When people think of holidays, loud noises and bright lights are usually what come to mind. However, on 17 March 2018, all will be quiet and dark in the Indonesian province of Bali. This holiday goes by many names, such as Hari Raya Nyepi (or just Nyepi), Hindu New Year, and Day of Silence.
Although characterized as a Hindu holiday, Nyepi is observed by all as a public holiday, no matter one’s religious preferences. Visitors are not omitted from the restrictions of Nyepi either and must follow the same traditions as locals do. How did this holiday get its start, though, and what can one expect to experience if visiting Bali during this time? Read on to find out.
History of Nyepi
It all began when King Kanishka I ascended the Kushan throne in A.D. 78. At a time where the land he ruled suffered from religious strife and prejudice, King Kanishka I became a force of religious tolerance that unified his once-conflicted people. At a time where peace and unity began to strengthen, the Shaka era and calendar began.
The Shaka calendar is still kept (as well as the Gregorian calendar) today in Indonesia.
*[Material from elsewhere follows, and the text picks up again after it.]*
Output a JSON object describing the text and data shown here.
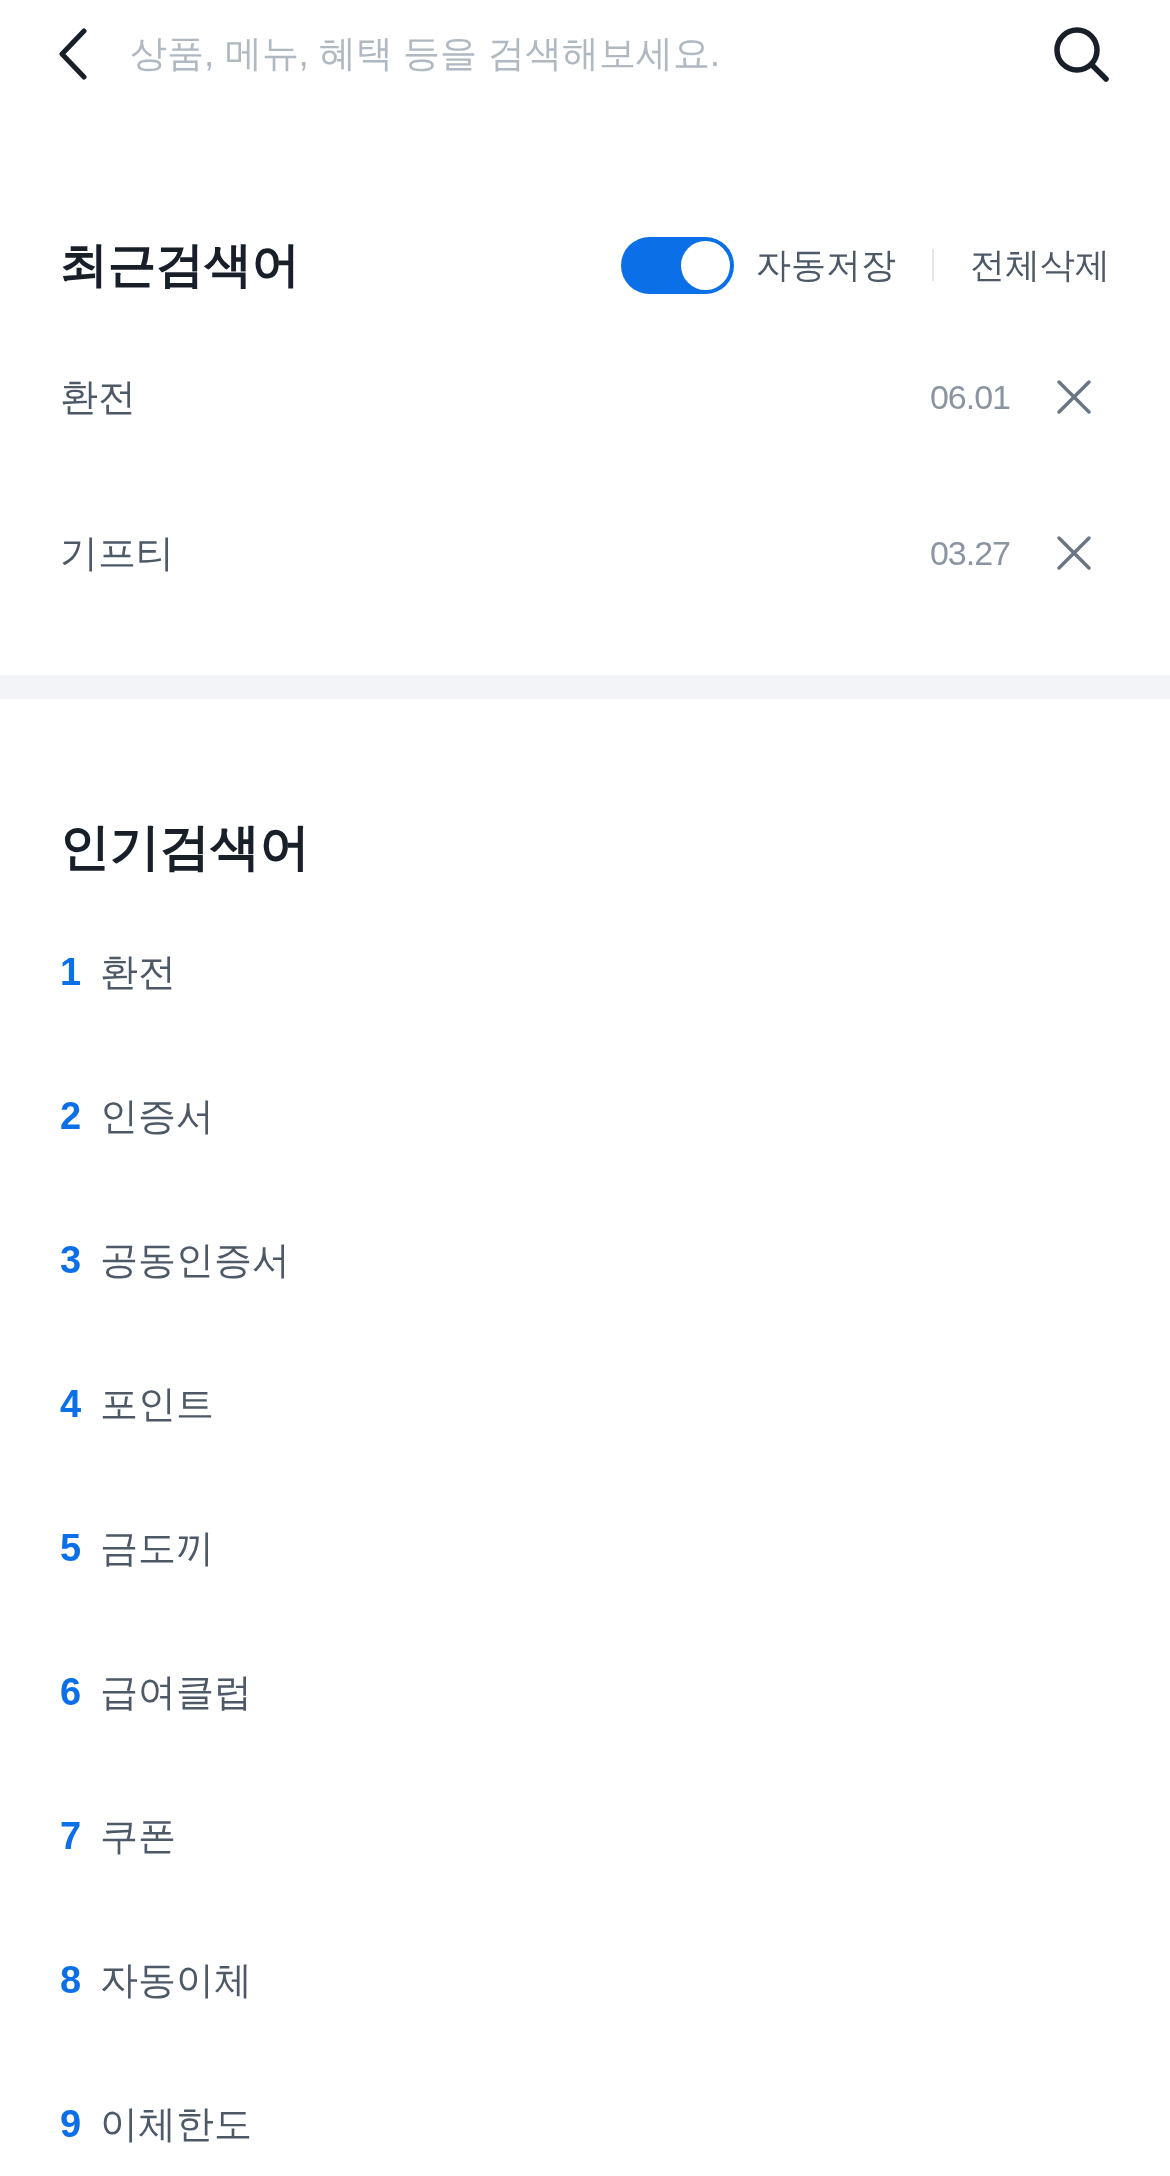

Nyepi marks the New Year of the Shaka calendar. Since the Shaka calendar is based off of lunar sequences, the day of Nyepi changes slightly from year to year. So if you would like to visit Bali during this holiday, make sure to check which day it is when you decide to go.
The revelry of Nyepi Eve
Before all is silent, a night of revelry precedes the calm. All matter of noises are made throughout the evening. Bangs and clangs and firecrackers echo in the air in an effort to rouse up demons and drive them out of their neighborhoods. Elaborate papier-mâché and bamboo effigies (some spanning 20-feet tall) are made of these demons and are called ogoh-ogoh.
These ogoh-ogohs are made a couple months prior and are paraded throughout the towns on Nyepi Eve to later be burned as a symbol of eradicating negative influences from one’s own life. However, once all the lights turn off and everyone goes to sleep, a very different scene greets them in the morning.
All sounds and fires that had just blazed the night before seem to simply vanish. Starting from 6am and ending at 6am the next morning, there will be no sounds from vehicles (except for emergency vehicles) or electrical appliances, no fire or artificial light to be seen for miles. Don’t expect to listen to the radio or watch TV either.
The only sounds you’ll hear will be from animals and nature, with the sun as the only light source to see by. Every shop and establishment will be closed as well, even the airport. There are no flights coming in or out of Bali on Nyepi, so plan your trip accordingly if you’re planning to visit this province during this time.
That being said, you may stay longer in Indonesia than originally expected due to the closing of the airports. Keep this in mind when booking a hotel like the Ubud Hanging Gardens. Named as having one of the best pools in the world it has the price tag to match too, so be prepared.
Speaking of hotels, visitors’ stays during Nyepi will also be affected by the holiday’s customs. Although there are many trends that are changing the way hotels are run, these establishments are greatly limited during this time of year despite current hospitality trends. You won’t see a single person outside of their homes either, including hotel guests.
The security guards of Bali, called pecalang, make sure of this; they’re the only people patrolling the streets to make sure no one is breaking any of the rules of Nyepi. If violators are caught, they’ll be liable to pay a small fee. As a result, the villages look deserted. This ghost town display is meant for evil spirits who are still lingering in the hopes that they’ll leave for more populated areas.
However, scholars have debated whether the merrymaking from the night before is actually meant to awake the slumbering demons so they can be appeased by offerings left out for them. This gives a slightly different meaning to the Day of Silence, gearing it more towards a time of gratitude that the demons will not cause trouble for another year. Whatever the reason, people use Nyepi as a time to be more mindful and meditate.
Some may fast during this day, while others won’t. Although visitors to Bali need not participate in the spiritual and mental aspects of Nypei, they are still expected to be quiet, cover the windows, and stay within the hotel grounds. Because of this, double-check that you don’t have any outdoor excursions planned on 17 March.
There’s nothing quite like the holiday Nyepi in Bali. In a world where people rarely take the time to slow down and disconnect from their many electronics, Nyepi offers an alternative way to spend one’s day. Instead of catching up on the latest TV drama or music album release, take the time to contemplate your life’s choices in the quiet of your home. You don’t have to wait till Nyepi to enjoy the benefits of meditation, but if you want an authentic Day of Silence experience, take a trip to Bali to celebrate a holiday like no other.